Gather all lines in the records below that include the word "icon".

(Beginning of TASK DATA)

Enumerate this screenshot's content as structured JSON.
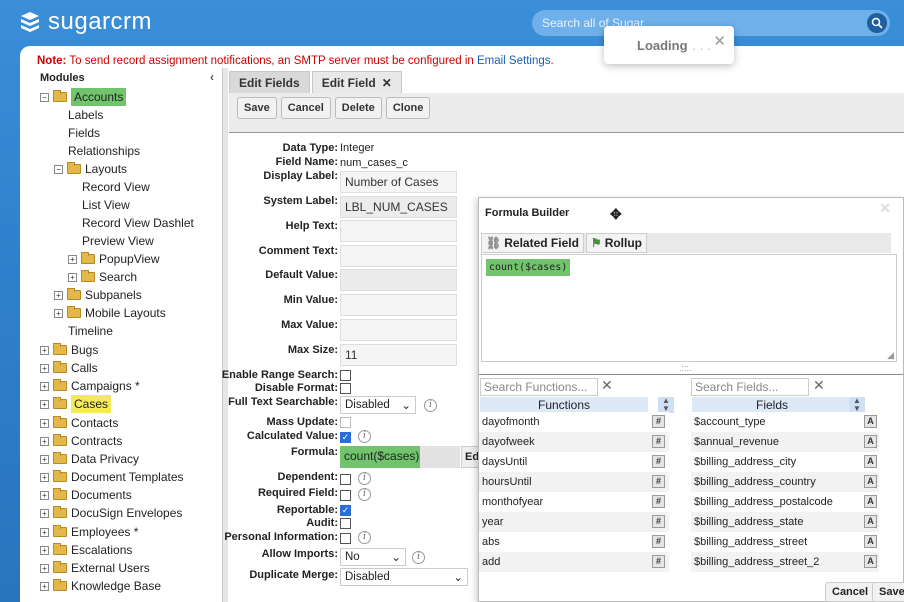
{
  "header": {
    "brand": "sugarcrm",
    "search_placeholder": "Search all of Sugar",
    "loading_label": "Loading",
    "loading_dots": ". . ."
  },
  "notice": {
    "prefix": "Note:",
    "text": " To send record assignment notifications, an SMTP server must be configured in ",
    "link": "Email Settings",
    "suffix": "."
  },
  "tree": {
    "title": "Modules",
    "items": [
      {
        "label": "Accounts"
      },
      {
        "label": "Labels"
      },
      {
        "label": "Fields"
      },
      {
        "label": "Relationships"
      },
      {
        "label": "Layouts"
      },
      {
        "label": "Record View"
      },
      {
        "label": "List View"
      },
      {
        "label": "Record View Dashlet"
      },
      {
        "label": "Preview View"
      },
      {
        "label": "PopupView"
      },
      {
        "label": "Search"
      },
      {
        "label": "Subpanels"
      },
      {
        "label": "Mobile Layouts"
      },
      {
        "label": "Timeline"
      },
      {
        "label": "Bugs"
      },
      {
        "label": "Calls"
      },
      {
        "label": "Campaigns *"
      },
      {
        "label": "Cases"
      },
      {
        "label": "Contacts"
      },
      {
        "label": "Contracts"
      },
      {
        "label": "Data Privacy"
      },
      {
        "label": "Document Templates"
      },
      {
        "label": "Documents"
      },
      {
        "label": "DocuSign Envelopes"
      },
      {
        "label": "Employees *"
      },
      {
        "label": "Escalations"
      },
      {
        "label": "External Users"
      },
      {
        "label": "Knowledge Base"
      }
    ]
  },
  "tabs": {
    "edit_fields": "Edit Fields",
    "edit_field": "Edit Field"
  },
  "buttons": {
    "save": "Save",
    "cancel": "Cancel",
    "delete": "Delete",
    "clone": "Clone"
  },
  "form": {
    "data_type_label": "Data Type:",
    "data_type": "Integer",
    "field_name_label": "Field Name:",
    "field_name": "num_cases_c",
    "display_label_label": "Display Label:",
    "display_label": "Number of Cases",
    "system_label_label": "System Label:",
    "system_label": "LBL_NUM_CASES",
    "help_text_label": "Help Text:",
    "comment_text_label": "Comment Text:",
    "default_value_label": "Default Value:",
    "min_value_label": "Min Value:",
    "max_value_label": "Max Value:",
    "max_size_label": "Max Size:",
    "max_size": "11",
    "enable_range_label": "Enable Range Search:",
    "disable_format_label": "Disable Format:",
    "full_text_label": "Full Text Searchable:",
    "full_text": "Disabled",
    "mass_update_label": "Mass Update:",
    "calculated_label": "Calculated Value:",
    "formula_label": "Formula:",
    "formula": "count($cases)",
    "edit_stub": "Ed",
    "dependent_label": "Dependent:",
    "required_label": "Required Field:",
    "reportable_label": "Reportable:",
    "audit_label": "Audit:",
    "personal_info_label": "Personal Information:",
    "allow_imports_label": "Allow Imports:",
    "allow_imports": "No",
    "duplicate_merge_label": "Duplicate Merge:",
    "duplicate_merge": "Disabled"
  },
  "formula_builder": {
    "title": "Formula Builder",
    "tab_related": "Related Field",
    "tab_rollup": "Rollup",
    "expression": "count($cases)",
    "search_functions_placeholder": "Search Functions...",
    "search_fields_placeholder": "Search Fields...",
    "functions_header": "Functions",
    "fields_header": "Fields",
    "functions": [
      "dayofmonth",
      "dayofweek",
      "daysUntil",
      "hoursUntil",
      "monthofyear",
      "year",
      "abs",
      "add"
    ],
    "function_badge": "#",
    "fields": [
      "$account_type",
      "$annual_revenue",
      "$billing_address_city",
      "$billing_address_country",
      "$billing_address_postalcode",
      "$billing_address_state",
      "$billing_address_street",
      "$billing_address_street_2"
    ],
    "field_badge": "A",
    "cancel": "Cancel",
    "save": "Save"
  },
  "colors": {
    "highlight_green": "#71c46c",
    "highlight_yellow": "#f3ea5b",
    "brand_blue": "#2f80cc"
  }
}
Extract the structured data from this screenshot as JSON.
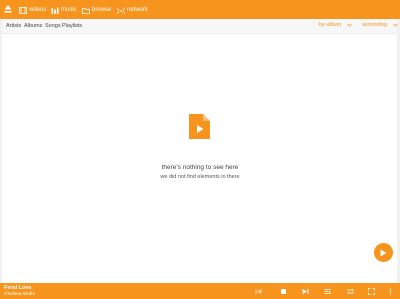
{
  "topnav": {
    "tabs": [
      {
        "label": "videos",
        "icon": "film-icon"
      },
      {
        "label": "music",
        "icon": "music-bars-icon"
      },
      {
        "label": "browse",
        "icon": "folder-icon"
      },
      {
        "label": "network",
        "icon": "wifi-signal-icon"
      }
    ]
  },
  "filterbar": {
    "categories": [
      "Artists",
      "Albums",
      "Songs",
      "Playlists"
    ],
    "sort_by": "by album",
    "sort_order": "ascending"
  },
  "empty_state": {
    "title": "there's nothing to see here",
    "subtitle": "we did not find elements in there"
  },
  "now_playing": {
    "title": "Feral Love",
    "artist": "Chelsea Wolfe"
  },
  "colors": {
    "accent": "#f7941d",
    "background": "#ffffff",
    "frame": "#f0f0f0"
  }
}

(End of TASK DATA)

▶ _ANSWER_:
        "icon": "film-icon"
        "icon": "music-bars-icon"
        "icon": "folder-icon"
        "icon": "wifi-signal-icon"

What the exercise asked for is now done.